One driver of the offensive / defensive mix is also regulatory attitudes and whether, as in a market like the UK, it is stated public policy to reduce the market shares of the major banks. In contrast, regulators in markets like Canada and the US have been protective of traditional banks, making it harder for new entrants to gain traction across the full value chain.
In markets where consolidation and M&A are possible the metabolism of the process needs to increase. Banks can no longer spend multiple years on complex integrations—they need to build a technical stack that can quickly onboard and migrate acquired portfolios and customers so the economic value of the acquisition can be realized swiftly. Only by having an efficient integration process can banks hope to be serial acquirers in consolidating markets.
A lesson learned from the rapid evolution of banking as a service is that smaller banks can be a source of revenue as well as competition for their larger counterparts. In the US a whole host of specialist players—like Cross River, The Bancorp, and Summit —have emerged to provide banking services to fintechs and non- financial corporations. As Westpac has shown in Australia through its partnership with Afterpay, there is no reason why established financial institutions can’t also play that enabling partner role if their technology and product systems are able to provide the right type of products and services.
1 Understand the unique dynamics of every market you operate in
Banking Industry Narrative 18
The winners in this new battleground will be those that explore the art of the possible, and that achieve greater clarity on what their next business model will be.
Rather than continue to make incremental improvements to their digital capabilities, they will grapple with and adapt to the opportunities unearthed by the new digital pioneers. Although this transition will be painful for many, it will undoubtedly close the digital gap and make the incumbents more competitive, agile and future-fit.
One way in which incumbents are hoping to accelerate their transition is through enterprise cloud partnerships with Azure, AWS and GCP. Recent announcements by banks like CBA in Australia21 and Deutsche in Europe22 are intended to accelerate digital transformation and migration to cloud through top-to-top partnerships with technology leaders that can both enable and invest in the bank’s change journey.

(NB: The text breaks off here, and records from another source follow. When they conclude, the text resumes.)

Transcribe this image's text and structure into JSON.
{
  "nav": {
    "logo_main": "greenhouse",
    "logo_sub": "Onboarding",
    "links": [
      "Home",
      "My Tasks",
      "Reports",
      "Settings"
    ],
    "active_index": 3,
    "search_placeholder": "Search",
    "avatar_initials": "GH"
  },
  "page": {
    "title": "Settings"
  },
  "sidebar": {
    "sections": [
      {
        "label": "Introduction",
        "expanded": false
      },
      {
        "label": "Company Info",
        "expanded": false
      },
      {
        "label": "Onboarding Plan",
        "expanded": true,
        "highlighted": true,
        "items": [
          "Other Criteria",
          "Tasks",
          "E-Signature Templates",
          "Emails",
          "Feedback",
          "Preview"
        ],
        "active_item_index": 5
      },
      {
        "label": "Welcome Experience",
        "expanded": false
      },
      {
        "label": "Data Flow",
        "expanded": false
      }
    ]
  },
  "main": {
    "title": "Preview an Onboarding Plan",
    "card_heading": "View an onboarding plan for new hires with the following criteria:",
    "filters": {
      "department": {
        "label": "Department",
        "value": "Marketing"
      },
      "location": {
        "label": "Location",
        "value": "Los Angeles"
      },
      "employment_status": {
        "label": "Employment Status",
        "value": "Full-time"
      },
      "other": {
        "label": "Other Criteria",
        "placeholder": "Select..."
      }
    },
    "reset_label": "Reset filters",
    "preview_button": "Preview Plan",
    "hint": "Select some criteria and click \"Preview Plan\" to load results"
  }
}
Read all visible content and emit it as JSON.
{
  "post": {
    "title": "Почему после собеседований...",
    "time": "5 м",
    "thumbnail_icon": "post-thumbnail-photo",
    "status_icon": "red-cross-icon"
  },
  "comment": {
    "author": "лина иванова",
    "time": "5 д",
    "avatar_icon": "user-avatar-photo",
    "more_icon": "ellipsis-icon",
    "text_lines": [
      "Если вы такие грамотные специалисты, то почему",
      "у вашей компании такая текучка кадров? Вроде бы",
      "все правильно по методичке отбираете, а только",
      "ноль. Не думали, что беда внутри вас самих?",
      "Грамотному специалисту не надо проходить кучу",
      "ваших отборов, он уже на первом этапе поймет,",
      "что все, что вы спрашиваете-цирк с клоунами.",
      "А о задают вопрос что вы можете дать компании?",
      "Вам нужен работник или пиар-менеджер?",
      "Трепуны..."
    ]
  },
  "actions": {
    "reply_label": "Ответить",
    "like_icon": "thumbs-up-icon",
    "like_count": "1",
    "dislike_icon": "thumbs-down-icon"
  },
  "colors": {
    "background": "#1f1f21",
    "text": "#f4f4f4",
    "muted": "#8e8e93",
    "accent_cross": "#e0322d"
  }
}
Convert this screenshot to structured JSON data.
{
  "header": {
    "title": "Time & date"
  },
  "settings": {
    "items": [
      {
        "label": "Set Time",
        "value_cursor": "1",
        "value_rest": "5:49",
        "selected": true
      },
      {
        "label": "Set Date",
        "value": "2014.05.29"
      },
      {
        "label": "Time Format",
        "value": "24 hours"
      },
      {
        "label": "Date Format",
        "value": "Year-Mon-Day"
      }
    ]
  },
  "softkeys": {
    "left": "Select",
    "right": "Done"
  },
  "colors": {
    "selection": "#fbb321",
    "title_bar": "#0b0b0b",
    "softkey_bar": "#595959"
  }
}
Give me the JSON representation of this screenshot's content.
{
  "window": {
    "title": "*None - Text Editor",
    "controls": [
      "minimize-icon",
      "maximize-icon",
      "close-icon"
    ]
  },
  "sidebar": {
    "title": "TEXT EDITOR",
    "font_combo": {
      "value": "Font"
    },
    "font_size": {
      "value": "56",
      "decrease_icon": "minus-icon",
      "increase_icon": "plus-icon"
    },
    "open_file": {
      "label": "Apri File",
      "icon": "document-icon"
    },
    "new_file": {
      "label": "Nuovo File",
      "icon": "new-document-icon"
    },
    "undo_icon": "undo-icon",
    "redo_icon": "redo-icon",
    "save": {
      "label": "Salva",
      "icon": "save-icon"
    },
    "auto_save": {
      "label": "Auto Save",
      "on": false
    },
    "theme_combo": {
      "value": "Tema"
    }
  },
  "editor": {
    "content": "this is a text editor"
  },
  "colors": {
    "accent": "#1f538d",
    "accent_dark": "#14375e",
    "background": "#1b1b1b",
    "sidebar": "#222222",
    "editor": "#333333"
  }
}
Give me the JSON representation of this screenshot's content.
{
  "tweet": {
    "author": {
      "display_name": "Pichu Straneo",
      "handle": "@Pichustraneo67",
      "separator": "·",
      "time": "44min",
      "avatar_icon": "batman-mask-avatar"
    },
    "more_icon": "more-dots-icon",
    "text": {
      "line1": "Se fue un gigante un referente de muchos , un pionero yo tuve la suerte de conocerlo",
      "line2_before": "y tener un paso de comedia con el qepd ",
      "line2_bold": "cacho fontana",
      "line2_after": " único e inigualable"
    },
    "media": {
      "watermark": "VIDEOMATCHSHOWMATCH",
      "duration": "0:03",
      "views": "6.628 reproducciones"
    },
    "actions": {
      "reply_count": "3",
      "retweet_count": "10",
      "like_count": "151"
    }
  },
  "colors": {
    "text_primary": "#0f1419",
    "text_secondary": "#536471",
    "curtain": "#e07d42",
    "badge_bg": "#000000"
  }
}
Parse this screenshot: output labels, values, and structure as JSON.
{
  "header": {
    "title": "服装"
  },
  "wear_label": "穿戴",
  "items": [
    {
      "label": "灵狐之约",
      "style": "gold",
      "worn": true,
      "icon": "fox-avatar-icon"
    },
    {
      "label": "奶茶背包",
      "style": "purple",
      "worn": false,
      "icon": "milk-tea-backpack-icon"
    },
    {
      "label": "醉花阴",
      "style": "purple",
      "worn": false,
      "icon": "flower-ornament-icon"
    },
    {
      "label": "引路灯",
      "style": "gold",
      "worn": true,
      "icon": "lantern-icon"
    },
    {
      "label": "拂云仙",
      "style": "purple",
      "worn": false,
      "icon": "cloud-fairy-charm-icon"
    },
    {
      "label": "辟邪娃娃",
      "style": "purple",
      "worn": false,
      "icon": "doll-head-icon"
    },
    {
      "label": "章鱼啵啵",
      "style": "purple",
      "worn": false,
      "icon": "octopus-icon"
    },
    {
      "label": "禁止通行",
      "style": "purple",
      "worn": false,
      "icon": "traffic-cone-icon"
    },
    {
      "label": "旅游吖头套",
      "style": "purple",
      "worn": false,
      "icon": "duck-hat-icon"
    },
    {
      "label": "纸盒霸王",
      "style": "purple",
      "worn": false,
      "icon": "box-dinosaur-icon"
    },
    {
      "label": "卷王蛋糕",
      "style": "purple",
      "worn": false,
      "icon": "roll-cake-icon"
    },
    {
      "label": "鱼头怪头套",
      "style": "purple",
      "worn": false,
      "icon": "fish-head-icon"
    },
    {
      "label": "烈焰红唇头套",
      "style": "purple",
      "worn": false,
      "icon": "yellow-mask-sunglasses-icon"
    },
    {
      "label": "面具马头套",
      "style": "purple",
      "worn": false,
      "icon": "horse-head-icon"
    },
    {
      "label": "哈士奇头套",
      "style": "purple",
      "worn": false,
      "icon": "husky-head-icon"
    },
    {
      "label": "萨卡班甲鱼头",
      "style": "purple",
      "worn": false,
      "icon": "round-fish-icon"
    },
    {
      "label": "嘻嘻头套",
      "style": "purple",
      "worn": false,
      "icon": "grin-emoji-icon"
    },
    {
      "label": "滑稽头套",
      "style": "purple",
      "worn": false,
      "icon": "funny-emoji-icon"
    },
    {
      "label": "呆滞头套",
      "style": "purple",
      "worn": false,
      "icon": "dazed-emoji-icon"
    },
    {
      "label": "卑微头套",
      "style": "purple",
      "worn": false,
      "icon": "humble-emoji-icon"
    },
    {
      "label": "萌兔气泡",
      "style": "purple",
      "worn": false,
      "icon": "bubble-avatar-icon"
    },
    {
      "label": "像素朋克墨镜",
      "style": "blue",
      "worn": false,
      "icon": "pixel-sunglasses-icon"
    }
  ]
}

Most organizations will need to take a portfolio approach, adopting different models for their home and international operations and from one business sector to another. If banks decide to partner in an Open Banking model, they will need to answer key questions with regard to their role (vendor or distributor) and who will ‘own’ the customer; whether they have positioned themselves to take advantage of M&A, given the disruption by neobanks especially; and whether they have achieved the right cost structure, given the future challenges and opportunities that are likely to emerge. We see this type of active portfolio thinking driving decision making at BBVA, Santander…